The eviction process in New York State can be a complex and time-consuming endeavor for landlords. Understanding the timeframe and associated costs is crucial for both parties involved.
This article explores the process of evicting a tenant in NY, including the necessary steps, legal restrictions, and the importance of seeking professional advice.
By adhering to legal requirements and obtaining expert guidance, landlords can navigate the eviction process effectively while minimizing potential legal and financial risks.
Eviction Process in New York State
The eviction process in New York State typically involves serving an eviction notice to the tenant. This notice is a formal document served by the landlord to the tenant, notifying them of the landlord’s intention to regain possession of the property.
If the tenant fails to comply with the notice, the landlord can then file an eviction petition with the court. This petition initiates the legal process of eviction and requires the landlord to present evidence of the tenant’s violation of the lease agreement or failure to pay rent.
After filing the eviction petition, both parties will attend a hearing. At the hearing, both the landlord and the tenant have the opportunity to present their case. The judge will then make a decision on whether to grant the eviction or a stay of execution.
Timeframe for Evicting a Tenant in NY
In the eviction process in New York State, determining the timeframe for evicting a tenant can vary depending on various factors and may range from a few weeks to several months.
The tenant’s rights and the landlord’s responsibilities play a significant role in this process. While there is no set time frame for eviction notices in New York, landlords typically wait for rent payment or lease agreement violations before initiating the eviction process.

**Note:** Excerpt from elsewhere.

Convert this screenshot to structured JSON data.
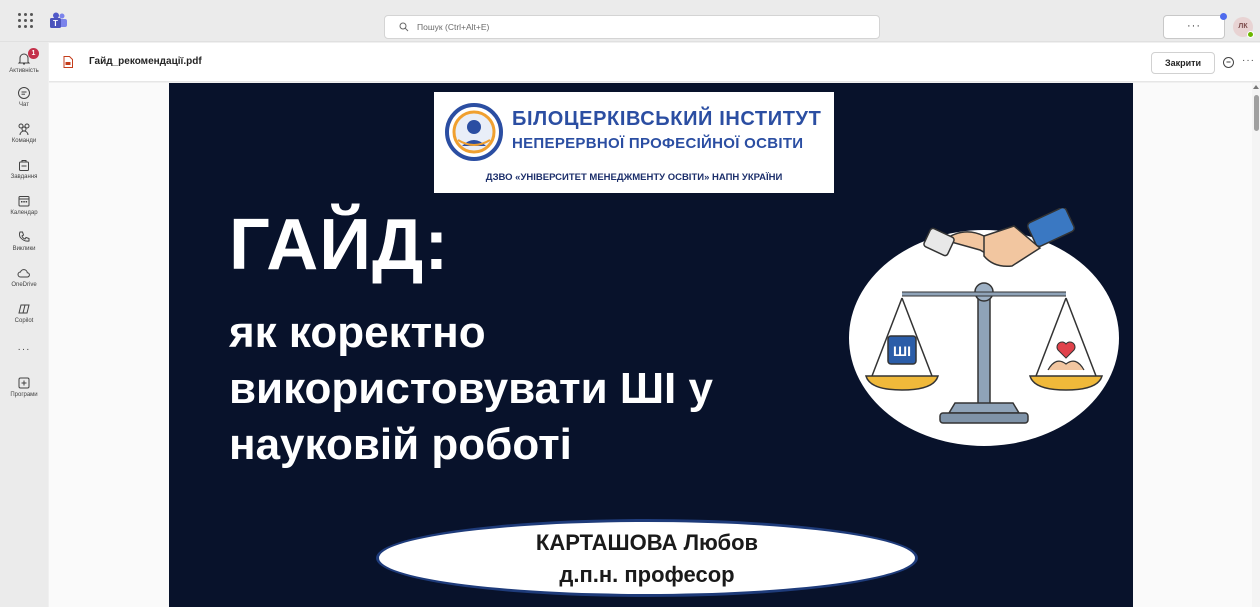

Additionally, if the tenant chooses to contest the eviction, it can further prolong the duration. However, legal mediation can help resolve eviction cases in certain situations, potentially reducing the time taken for eviction.
It is crucial for both tenants and landlords to understand their rights and responsibilities and seek professional advice to navigate the eviction process efficiently.
Cost of Evicting a Tenant in NY
Evicting a tenant in NY incurs various costs, including court fees, law enforcement expenses, attorney fees, and filing fees. These costs can add up quickly and have significant financial implications for landlords. Here are four important points to consider when it comes to the cost of eviction and the legal implications involved:
Court fees: Landlords are required to pay court fees when filing an eviction petition, which can range from $140 to $500. These fees are non-refundable and can significantly impact the overall cost of eviction.
Law enforcement expenses: If the tenant refuses to vacate the premises voluntarily, landlords may need to hire law enforcement personnel to carry out the eviction. This can lead to additional expenses, including fees for serving eviction notices or hiring movers to remove the tenant’s belongings.
Attorney fees: Seeking legal representation during the eviction process is highly recommended. However, hiring an attorney can be costly, with fees varying depending on the complexity of the case and the attorney’s experience.
Filing fees: In addition to court fees, landlords are also responsible for filing fees when initiating the eviction process. These fees can vary depending on the jurisdiction and court where the case is filed.
Understanding the cost of eviction and the legal implications involved is crucial for landlords in NY. It is advisable to consult with a lawyer specializing in landlord-tenant law to navigate the process and avoid costly mistakes.
Legal Restrictions and Seeking Professional Advice
Legal restrictions and seeking professional advice are crucial steps for landlords navigating the eviction process in New York. Landlords must be aware of their rights and responsibilities as well as the legal requirements involved in evicting a tenant. Seeking legal consultation from a lawyer specializing in landlord-tenant law can provide valuable guidance and help landlords avoid costly mistakes. A local attorney familiar with the regulations in New York can provide clarity on the rights and obligations of both parties.
To emphasize the importance of seeking professional advice, consider the following table:
|Legal Restrictions and Seeking Professional Advice|
|Helps landlords navigate the eviction process|
|Provides clarity on landlord-tenant rights|
|Avoids costly mistakes and legal issues|
Selling Property Without a Realtor and Utilizing Online Platforms
What are the options for selling property in New York without a realtor and utilizing online platforms?
Selling property privately: By choosing to sell your property without a realtor, you have the opportunity to save on commission fees and have more control over the selling process. This can be an empowering experience for homeowners.
Online marketing strategies: Utilizing online platforms such as Zillow, Houzz, Instagram, and Pinterest can greatly expand your reach and attract potential buyers. These platforms allow you to showcase your property’s unique features and connect with interested individuals.
Cost savings: Selling property without a realtor can result in significant cost savings by eliminating commission fees. This extra money can be used for other financial goals or invested back into your property.
Flexibility and control: Selling without a realtor gives you the flexibility to set your own price, negotiate directly with buyers, and make decisions based on your own timeline. This level of control can be empowering for homeowners.